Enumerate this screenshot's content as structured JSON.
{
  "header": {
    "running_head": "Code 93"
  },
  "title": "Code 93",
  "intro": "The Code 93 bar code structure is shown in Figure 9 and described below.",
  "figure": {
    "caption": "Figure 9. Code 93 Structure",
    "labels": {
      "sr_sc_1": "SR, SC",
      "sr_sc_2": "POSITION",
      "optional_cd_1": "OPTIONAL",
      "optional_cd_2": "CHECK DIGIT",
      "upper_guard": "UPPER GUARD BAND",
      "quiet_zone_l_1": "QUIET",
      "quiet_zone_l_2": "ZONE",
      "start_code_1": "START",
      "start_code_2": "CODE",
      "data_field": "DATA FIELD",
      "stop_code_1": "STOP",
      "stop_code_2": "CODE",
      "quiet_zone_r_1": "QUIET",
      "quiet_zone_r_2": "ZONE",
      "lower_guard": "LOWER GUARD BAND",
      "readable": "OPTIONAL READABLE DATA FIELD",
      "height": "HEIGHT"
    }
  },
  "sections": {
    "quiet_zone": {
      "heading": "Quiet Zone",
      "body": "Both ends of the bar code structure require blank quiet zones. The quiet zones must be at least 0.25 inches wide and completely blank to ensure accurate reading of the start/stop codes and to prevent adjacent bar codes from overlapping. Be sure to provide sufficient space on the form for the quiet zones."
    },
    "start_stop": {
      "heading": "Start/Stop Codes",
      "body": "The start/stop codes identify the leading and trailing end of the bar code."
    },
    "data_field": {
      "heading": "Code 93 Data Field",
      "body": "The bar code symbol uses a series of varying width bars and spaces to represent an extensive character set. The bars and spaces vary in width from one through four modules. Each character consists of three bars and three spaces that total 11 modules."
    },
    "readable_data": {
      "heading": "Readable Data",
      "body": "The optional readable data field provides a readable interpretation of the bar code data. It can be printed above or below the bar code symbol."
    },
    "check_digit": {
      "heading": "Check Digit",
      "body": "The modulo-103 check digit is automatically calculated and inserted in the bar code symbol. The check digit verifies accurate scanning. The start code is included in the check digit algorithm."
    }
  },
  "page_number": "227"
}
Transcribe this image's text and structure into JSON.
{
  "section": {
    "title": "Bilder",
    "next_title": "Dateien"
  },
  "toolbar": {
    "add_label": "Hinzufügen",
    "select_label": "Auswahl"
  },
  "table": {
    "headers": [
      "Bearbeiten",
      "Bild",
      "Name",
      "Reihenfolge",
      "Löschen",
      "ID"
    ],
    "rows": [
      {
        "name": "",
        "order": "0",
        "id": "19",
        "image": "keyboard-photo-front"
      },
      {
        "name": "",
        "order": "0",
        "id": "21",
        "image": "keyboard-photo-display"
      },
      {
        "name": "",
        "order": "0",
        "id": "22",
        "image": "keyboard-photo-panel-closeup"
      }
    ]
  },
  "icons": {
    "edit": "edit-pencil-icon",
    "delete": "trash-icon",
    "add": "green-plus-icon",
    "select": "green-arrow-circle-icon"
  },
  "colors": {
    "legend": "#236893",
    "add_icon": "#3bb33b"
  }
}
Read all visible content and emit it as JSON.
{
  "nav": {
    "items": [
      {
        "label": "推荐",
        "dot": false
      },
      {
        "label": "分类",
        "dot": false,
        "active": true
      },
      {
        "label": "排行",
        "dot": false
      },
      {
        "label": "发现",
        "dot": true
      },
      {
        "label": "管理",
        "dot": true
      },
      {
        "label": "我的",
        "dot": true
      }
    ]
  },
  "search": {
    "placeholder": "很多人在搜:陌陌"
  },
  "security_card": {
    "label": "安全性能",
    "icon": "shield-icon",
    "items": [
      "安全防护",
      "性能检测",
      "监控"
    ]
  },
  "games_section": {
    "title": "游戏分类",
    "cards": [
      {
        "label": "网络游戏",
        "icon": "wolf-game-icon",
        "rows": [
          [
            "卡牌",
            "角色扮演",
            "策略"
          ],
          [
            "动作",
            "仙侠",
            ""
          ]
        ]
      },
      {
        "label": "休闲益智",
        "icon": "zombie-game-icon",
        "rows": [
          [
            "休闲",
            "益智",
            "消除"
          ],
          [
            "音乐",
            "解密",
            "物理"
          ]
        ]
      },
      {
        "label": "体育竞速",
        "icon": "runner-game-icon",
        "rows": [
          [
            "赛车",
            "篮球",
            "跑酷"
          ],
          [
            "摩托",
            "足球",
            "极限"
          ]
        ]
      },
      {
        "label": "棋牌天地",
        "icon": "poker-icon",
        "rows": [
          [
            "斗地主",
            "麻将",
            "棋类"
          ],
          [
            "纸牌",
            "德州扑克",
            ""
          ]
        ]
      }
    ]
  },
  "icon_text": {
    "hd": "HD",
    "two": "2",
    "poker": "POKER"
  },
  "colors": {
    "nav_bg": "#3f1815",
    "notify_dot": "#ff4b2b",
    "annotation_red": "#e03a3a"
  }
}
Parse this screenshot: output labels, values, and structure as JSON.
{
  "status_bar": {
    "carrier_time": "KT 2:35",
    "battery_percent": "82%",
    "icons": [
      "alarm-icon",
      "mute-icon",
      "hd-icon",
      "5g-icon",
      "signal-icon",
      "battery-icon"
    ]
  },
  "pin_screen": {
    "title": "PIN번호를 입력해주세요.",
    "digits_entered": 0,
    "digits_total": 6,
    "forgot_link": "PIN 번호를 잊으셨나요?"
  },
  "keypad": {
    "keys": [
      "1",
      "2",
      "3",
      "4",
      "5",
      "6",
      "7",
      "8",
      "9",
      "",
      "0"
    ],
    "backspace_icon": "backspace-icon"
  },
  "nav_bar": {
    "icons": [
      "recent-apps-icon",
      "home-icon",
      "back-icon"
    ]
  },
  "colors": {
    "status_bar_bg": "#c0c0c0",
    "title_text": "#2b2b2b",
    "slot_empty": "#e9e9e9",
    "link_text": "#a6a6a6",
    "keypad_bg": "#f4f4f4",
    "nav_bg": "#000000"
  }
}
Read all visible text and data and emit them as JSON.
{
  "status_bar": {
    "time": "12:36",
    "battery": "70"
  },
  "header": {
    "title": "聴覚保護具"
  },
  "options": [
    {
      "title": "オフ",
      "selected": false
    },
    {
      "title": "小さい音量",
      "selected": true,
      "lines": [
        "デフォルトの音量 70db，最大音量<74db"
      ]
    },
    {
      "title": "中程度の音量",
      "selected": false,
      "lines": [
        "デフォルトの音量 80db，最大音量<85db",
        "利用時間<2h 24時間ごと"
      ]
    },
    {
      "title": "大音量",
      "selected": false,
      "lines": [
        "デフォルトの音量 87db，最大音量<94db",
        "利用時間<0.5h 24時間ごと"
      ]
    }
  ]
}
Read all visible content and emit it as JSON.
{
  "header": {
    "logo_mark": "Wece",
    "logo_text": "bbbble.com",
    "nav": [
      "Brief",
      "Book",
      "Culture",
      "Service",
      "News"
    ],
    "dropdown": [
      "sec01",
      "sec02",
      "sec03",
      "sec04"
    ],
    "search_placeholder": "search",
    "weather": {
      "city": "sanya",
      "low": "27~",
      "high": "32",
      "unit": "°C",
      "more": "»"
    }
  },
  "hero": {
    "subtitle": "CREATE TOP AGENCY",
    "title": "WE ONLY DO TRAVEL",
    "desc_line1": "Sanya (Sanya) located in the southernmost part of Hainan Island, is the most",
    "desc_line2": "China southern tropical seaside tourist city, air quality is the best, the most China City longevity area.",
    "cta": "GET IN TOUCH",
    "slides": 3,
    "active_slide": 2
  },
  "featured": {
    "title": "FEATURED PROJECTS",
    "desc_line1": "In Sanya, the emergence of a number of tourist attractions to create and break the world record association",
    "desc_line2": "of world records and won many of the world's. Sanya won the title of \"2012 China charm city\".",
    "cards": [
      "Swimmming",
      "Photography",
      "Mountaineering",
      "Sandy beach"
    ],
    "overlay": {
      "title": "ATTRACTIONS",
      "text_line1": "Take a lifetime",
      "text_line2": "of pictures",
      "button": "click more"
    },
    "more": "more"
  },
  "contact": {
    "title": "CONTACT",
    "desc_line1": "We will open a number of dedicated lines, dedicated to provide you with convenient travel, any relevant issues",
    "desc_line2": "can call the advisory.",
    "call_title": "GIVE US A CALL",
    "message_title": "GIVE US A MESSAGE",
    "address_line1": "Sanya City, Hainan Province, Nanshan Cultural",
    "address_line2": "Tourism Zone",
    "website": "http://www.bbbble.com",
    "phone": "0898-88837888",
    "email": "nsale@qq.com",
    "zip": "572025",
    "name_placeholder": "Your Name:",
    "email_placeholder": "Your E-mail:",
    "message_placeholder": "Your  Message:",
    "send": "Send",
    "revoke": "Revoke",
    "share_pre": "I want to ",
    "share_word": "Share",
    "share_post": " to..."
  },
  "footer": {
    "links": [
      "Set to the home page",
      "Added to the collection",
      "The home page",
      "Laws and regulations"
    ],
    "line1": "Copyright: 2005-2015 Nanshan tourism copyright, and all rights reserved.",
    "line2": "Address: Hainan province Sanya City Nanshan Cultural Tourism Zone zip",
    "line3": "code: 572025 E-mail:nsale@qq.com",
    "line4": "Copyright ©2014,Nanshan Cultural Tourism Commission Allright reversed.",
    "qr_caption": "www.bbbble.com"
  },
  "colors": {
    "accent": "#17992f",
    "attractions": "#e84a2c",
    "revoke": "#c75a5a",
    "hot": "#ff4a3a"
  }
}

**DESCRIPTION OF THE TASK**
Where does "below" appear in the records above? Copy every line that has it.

**TASK RESPONSE**
  "intro": "The Code 93 bar code structure is shown in Figure 9 and described below.",
      "body": "The optional readable data field provides a readable interpretation of the bar code data. It can be printed above or below the bar code symbol."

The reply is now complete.